======== DATA EXTRACTS ========
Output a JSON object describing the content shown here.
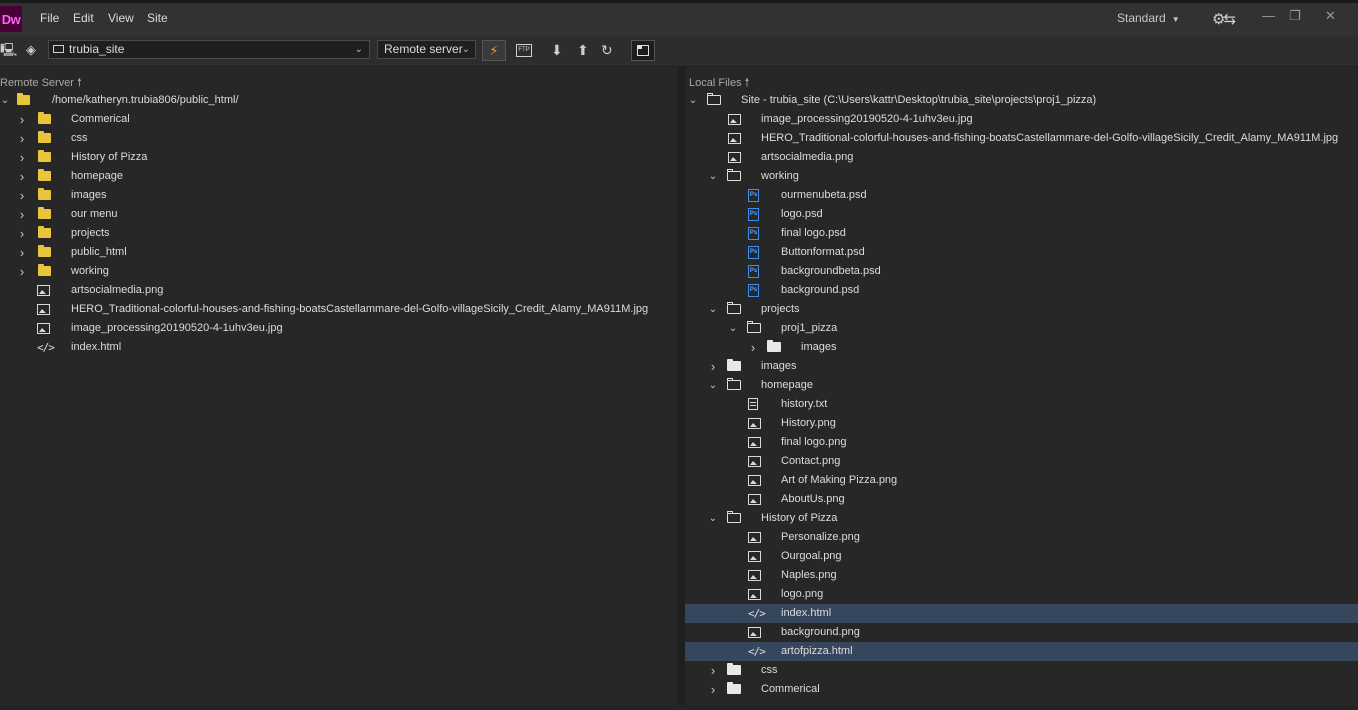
{
  "app": {
    "logo_text": "Dw",
    "accent": "#ff61f6",
    "logo_bg": "#470137"
  },
  "menu": [
    "File",
    "Edit",
    "View",
    "Site"
  ],
  "workspace": {
    "label": "Standard"
  },
  "toolbar": {
    "site_name": "trubia_site",
    "server_view": "Remote server",
    "icons": [
      "connect-icon",
      "ftp-log-icon",
      "get-down-arrow-icon",
      "put-up-arrow-icon",
      "refresh-icon",
      "expand-panel-icon"
    ]
  },
  "remote": {
    "header": "Remote Server",
    "root": "/home/katheryn.trubia806/public_html/",
    "items": [
      {
        "name": "Commerical",
        "type": "folder"
      },
      {
        "name": "css",
        "type": "folder"
      },
      {
        "name": "History of Pizza",
        "type": "folder"
      },
      {
        "name": "homepage",
        "type": "folder"
      },
      {
        "name": "images",
        "type": "folder"
      },
      {
        "name": "our menu",
        "type": "folder"
      },
      {
        "name": "projects",
        "type": "folder"
      },
      {
        "name": "public_html",
        "type": "folder"
      },
      {
        "name": "working",
        "type": "folder"
      },
      {
        "name": "artsocialmedia.png",
        "type": "image"
      },
      {
        "name": "HERO_Traditional-colorful-houses-and-fishing-boatsCastellammare-del-Golfo-villageSicily_Credit_Alamy_MA911M.jpg",
        "type": "image"
      },
      {
        "name": "image_processing20190520-4-1uhv3eu.jpg",
        "type": "image"
      },
      {
        "name": "index.html",
        "type": "code"
      }
    ]
  },
  "local": {
    "header": "Local Files",
    "root": "Site - trubia_site (C:\\Users\\kattr\\Desktop\\trubia_site\\projects\\proj1_pizza)",
    "items": [
      {
        "name": "image_processing20190520-4-1uhv3eu.jpg",
        "type": "image",
        "level": 1
      },
      {
        "name": "HERO_Traditional-colorful-houses-and-fishing-boatsCastellammare-del-Golfo-villageSicily_Credit_Alamy_MA911M.jpg",
        "type": "image",
        "level": 1
      },
      {
        "name": "artsocialmedia.png",
        "type": "image",
        "level": 1
      },
      {
        "name": "working",
        "type": "folder-open",
        "level": 1
      },
      {
        "name": "ourmenubeta.psd",
        "type": "psd",
        "level": 2
      },
      {
        "name": "logo.psd",
        "type": "psd",
        "level": 2
      },
      {
        "name": "final logo.psd",
        "type": "psd",
        "level": 2
      },
      {
        "name": "Buttonformat.psd",
        "type": "psd",
        "level": 2
      },
      {
        "name": "backgroundbeta.psd",
        "type": "psd",
        "level": 2
      },
      {
        "name": "background.psd",
        "type": "psd",
        "level": 2
      },
      {
        "name": "projects",
        "type": "folder-open",
        "level": 1
      },
      {
        "name": "proj1_pizza",
        "type": "folder-open",
        "level": 2
      },
      {
        "name": "images",
        "type": "folder",
        "level": 3
      },
      {
        "name": "images",
        "type": "folder",
        "level": 1
      },
      {
        "name": "homepage",
        "type": "folder-open",
        "level": 1
      },
      {
        "name": "history.txt",
        "type": "text",
        "level": 2
      },
      {
        "name": "History.png",
        "type": "image",
        "level": 2
      },
      {
        "name": "final logo.png",
        "type": "image",
        "level": 2
      },
      {
        "name": "Contact.png",
        "type": "image",
        "level": 2
      },
      {
        "name": "Art of Making Pizza.png",
        "type": "image",
        "level": 2
      },
      {
        "name": "AboutUs.png",
        "type": "image",
        "level": 2
      },
      {
        "name": "History of Pizza",
        "type": "folder-open",
        "level": 1
      },
      {
        "name": "Personalize.png",
        "type": "image",
        "level": 2
      },
      {
        "name": "Ourgoal.png",
        "type": "image",
        "level": 2
      },
      {
        "name": "Naples.png",
        "type": "image",
        "level": 2
      },
      {
        "name": "logo.png",
        "type": "image",
        "level": 2
      },
      {
        "name": "index.html",
        "type": "code",
        "level": 2,
        "selected": true
      },
      {
        "name": "background.png",
        "type": "image",
        "level": 2
      },
      {
        "name": "artofpizza.html",
        "type": "code",
        "level": 2,
        "selected": true
      },
      {
        "name": "css",
        "type": "folder",
        "level": 1
      },
      {
        "name": "Commerical",
        "type": "folder",
        "level": 1
      }
    ]
  }
}
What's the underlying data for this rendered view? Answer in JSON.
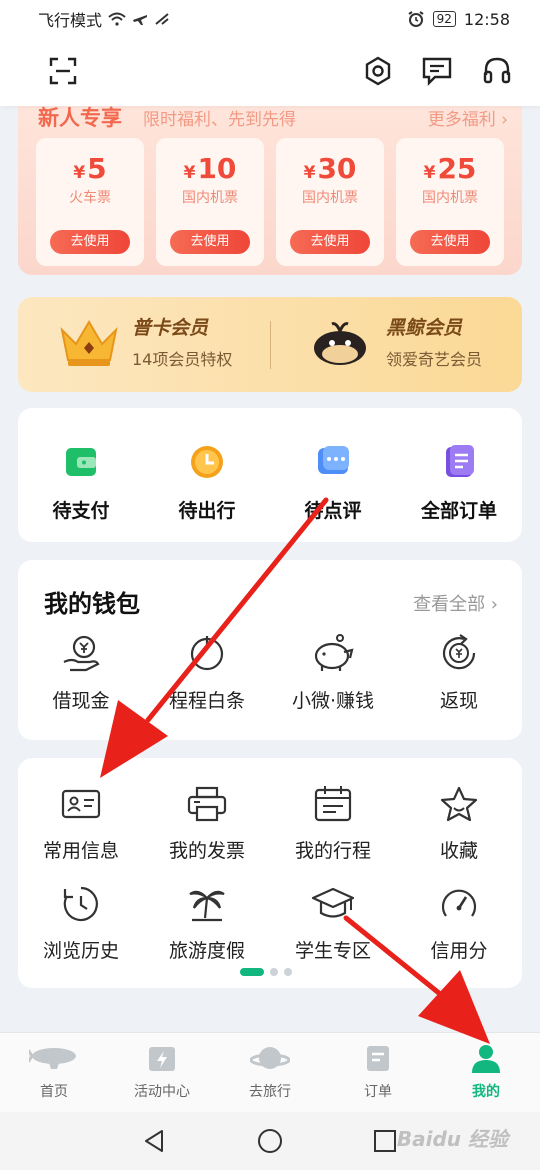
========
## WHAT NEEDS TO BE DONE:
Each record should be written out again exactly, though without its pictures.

## TASK OUTPUT:
Output a JSON object describing the content shown here.
{
  "app": {
    "logo_text": "Dw",
    "accent": "#ff61f6",
    "logo_bg": "#470137"
  },
  "menu": [
    "File",
    "Edit",
    "View",
    "Site"
  ],
  "workspace": {
    "label": "Standard"
  },
  "toolbar": {
    "site_name": "trubia_site",
    "server_view": "Remote server",
    "icons": [
      "connect-icon",
      "ftp-log-icon",
      "get-down-arrow-icon",
      "put-up-arrow-icon",
      "refresh-icon",
      "expand-panel-icon"
    ]
  },
  "remote": {
    "header": "Remote Server",
    "root": "/home/katheryn.trubia806/public_html/",
    "items": [
      {
        "name": "Commerical",
        "type": "folder"
      },
      {
        "name": "css",
        "type": "folder"
      },
      {
        "name": "History of Pizza",
        "type": "folder"
      },
      {
        "name": "homepage",
        "type": "folder"
      },
      {
        "name": "images",
        "type": "folder"
      },
      {
        "name": "our menu",
        "type": "folder"
      },
      {
        "name": "projects",
        "type": "folder"
      },
      {
        "name": "public_html",
        "type": "folder"
      },
      {
        "name": "working",
        "type": "folder"
      },
      {
        "name": "artsocialmedia.png",
        "type": "image"
      },
      {
        "name": "HERO_Traditional-colorful-houses-and-fishing-boatsCastellammare-del-Golfo-villageSicily_Credit_Alamy_MA911M.jpg",
        "type": "image"
      },
      {
        "name": "image_processing20190520-4-1uhv3eu.jpg",
        "type": "image"
      },
      {
        "name": "index.html",
        "type": "code"
      }
    ]
  },
  "local": {
    "header": "Local Files",
    "root": "Site - trubia_site (C:\\Users\\kattr\\Desktop\\trubia_site\\projects\\proj1_pizza)",
    "items": [
      {
        "name": "image_processing20190520-4-1uhv3eu.jpg",
        "type": "image",
        "level": 1
      },
      {
        "name": "HERO_Traditional-colorful-houses-and-fishing-boatsCastellammare-del-Golfo-villageSicily_Credit_Alamy_MA911M.jpg",
        "type": "image",
        "level": 1
      },
      {
        "name": "artsocialmedia.png",
        "type": "image",
        "level": 1
      },
      {
        "name": "working",
        "type": "folder-open",
        "level": 1
      },
      {
        "name": "ourmenubeta.psd",
        "type": "psd",
        "level": 2
      },
      {
        "name": "logo.psd",
        "type": "psd",
        "level": 2
      },
      {
        "name": "final logo.psd",
        "type": "psd",
        "level": 2
      },
      {
        "name": "Buttonformat.psd",
        "type": "psd",
        "level": 2
      },
      {
        "name": "backgroundbeta.psd",
        "type": "psd",
        "level": 2
      },
      {
        "name": "background.psd",
        "type": "psd",
        "level": 2
      },
      {
        "name": "projects",
        "type": "folder-open",
        "level": 1
      },
      {
        "name": "proj1_pizza",
        "type": "folder-open",
        "level": 2
      },
      {
        "name": "images",
        "type": "folder",
        "level": 3
      },
      {
        "name": "images",
        "type": "folder",
        "level": 1
      },
      {
        "name": "homepage",
        "type": "folder-open",
        "level": 1
      },
      {
        "name": "history.txt",
        "type": "text",
        "level": 2
      },
      {
        "name": "History.png",
        "type": "image",
        "level": 2
      },
      {
        "name": "final logo.png",
        "type": "image",
        "level": 2
      },
      {
        "name": "Contact.png",
        "type": "image",
        "level": 2
      },
      {
        "name": "Art of Making Pizza.png",
        "type": "image",
        "level": 2
      },
      {
        "name": "AboutUs.png",
        "type": "image",
        "level": 2
      },
      {
        "name": "History of Pizza",
        "type": "folder-open",
        "level": 1
      },
      {
        "name": "Personalize.png",
        "type": "image",
        "level": 2
      },
      {
        "name": "Ourgoal.png",
        "type": "image",
        "level": 2
      },
      {
        "name": "Naples.png",
        "type": "image",
        "level": 2
      },
      {
        "name": "logo.png",
        "type": "image",
        "level": 2
      },
      {
        "name": "index.html",
        "type": "code",
        "level": 2,
        "selected": true
      },
      {
        "name": "background.png",
        "type": "image",
        "level": 2
      },
      {
        "name": "artofpizza.html",
        "type": "code",
        "level": 2,
        "selected": true
      },
      {
        "name": "css",
        "type": "folder",
        "level": 1
      },
      {
        "name": "Commerical",
        "type": "folder",
        "level": 1
      }
    ]
  }
}
What's the underlying data for this rendered view? Answer in JSON.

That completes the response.